- The Internal Revenue Service has fallen short of plans to answer more taxpayer telephone calls, support victims of identity theft and eliminate backlogs of both amended tax returns and employee retention credit claims, according to the Office of the National Taxpayer Advocate.
- The IRS could take the biggest stride toward upgrading service to taxpayers by prioritizing the improvement of online accounts for businesses, individuals and tax professionals to the level set by private financial institutions, the agency watchdog said in its annual report to Congress.
- “The IRS has a tall mountain to climb to achieve its goals of rebuilding the agency, modernizing its systems and providing the quality service taxpayers deserve,” Erin Collins, the national taxpayer advocate, wrote in a preface.
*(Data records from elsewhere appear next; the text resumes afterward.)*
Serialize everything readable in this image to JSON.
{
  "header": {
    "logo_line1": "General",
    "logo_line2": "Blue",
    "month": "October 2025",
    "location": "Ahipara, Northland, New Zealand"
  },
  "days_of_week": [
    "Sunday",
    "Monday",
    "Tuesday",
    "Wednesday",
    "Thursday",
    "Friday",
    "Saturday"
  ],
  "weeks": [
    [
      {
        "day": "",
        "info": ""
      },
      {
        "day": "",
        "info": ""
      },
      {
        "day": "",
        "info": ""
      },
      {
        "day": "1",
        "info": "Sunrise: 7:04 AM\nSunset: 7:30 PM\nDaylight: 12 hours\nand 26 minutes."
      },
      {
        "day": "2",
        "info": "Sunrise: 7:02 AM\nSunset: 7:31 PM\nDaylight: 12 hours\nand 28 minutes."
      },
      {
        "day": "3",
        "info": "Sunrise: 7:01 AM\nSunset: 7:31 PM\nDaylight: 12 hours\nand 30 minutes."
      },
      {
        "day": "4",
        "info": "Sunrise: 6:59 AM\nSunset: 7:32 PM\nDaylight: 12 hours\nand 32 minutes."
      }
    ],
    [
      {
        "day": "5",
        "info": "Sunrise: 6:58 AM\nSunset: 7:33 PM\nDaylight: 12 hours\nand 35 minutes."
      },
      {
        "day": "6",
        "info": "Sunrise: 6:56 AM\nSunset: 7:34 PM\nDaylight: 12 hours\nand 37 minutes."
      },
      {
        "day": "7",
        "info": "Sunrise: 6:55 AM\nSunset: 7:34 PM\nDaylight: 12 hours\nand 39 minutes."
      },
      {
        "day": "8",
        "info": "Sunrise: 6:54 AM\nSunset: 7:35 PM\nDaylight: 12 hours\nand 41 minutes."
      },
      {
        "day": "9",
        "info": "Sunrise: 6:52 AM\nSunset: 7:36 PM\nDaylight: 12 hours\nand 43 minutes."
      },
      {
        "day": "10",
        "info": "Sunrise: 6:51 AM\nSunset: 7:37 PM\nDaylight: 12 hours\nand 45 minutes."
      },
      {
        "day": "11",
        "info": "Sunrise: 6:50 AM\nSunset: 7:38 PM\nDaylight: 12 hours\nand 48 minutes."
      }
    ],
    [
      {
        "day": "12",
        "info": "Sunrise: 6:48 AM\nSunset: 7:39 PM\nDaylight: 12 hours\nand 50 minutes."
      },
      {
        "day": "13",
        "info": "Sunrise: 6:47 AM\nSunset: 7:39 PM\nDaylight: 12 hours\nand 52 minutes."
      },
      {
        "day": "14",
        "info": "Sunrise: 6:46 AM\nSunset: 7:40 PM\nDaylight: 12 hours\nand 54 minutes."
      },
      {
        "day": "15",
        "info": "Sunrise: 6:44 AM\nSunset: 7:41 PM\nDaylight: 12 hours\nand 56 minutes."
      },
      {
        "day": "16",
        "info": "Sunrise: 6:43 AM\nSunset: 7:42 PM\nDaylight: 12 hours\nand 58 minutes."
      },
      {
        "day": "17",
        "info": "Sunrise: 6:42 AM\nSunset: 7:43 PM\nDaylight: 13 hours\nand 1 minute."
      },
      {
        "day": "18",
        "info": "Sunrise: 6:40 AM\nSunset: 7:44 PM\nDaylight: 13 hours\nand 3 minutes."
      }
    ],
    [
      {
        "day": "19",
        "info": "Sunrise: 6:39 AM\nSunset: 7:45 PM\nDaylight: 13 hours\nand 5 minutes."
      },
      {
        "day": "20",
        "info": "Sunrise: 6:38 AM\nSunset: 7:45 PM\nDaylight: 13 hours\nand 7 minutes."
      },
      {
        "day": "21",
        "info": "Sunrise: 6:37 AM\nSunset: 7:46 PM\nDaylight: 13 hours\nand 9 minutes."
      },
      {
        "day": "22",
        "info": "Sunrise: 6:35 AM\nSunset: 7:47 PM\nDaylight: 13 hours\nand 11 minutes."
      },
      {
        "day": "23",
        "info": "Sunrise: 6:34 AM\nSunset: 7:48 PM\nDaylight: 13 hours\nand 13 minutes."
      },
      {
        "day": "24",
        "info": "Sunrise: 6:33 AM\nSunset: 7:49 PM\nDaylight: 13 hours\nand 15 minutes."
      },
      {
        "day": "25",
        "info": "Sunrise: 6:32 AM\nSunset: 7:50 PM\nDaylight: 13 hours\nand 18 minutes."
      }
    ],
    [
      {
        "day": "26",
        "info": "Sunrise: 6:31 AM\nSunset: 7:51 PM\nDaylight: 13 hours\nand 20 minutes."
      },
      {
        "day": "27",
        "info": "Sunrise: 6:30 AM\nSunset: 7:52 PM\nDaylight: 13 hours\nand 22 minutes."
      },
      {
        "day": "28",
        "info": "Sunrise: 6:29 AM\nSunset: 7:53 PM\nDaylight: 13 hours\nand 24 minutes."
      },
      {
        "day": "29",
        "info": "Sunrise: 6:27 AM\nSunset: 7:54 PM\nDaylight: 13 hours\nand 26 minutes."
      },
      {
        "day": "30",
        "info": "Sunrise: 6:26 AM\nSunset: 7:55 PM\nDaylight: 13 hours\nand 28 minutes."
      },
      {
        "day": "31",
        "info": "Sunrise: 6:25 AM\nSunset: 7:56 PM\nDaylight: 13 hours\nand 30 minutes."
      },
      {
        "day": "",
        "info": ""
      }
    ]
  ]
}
At the same time, she praised the agency’s success in reducing a pandemic-period backlog of more than 35 million unprocessed tax returns.
The detailed criticism from Collins coincides with an effort by Republican lawmakers to deepen cuts to roughly $80 billion provided to the IRS in 2022 under the Inflation Reduction Act for upgrading customer service, replacing decades-old technology and cracking down on tax evaders.
Leaders from both chambers of Congress said on Jan. 7 that they would accelerate a $10 billion reduction in IRS enforcement as part of a proposed deal on 2024 government spending. The agreement has come under fire from some Republicans seeking bigger spending cuts.
“I want to emphasize that additional funding is essential for continued improvement in taxpayer interactions with the IRS,” Collins said. “Replacing antiquated technology systems and ensuring the IRS has enough employees to perform basic services such as answering telephone calls and processing correspondence simply can’t be done without sufficient resources.”
The IRS, while making improvements in serving taxpayers, has overstated its progress by claiming to answer 85% of calls, Collins said.
“Only 35% of callers reached an IRS employee during the filing season, and only 29% of callers reached an IRS employee during the full fiscal year,” she said.
Although the IRS eliminated its backlog of Form 1040s, its stack of unprocessed amended business and individual tax returns remains more than double the pre-pandemic level, Collins said. “In addition, the percentage of taxpayer correspondence classified as ‘overage’ has reached its highest level in recent memory.”
The agency also needs to work through a backlog of about 1 million claims for the Employee Retention Credit, which Congress created to aid employers that were shut down by a pandemic-induced government order during 2020 or the first three calendar quarters of 2021.
“The IRS reports it has received a raft of fraudulent and otherwise non-qualifying claims, making the ERC difficult to administer,” Collins said.
“If it pays claims quickly without adequate review, it could pay billions of dollars to non-qualifying persons,” she said. “If it takes the time to review claims carefully, eligible employers will experience significant delays in receiving the credit, and in extreme cases, employers who need the funds immediately could go out of business.”
Collins flagged some IRS successes.
For example, from the close of the 2021 filing season to the end of last year, the IRS transcribed, digit-by-digit, a backlog of 17 million paper-filed Form 1040s.
Also, by the end of fiscal year 2023, the IRS increased its phone call answer rate to 29% from 11% at the close of the 2021 filing season, she said.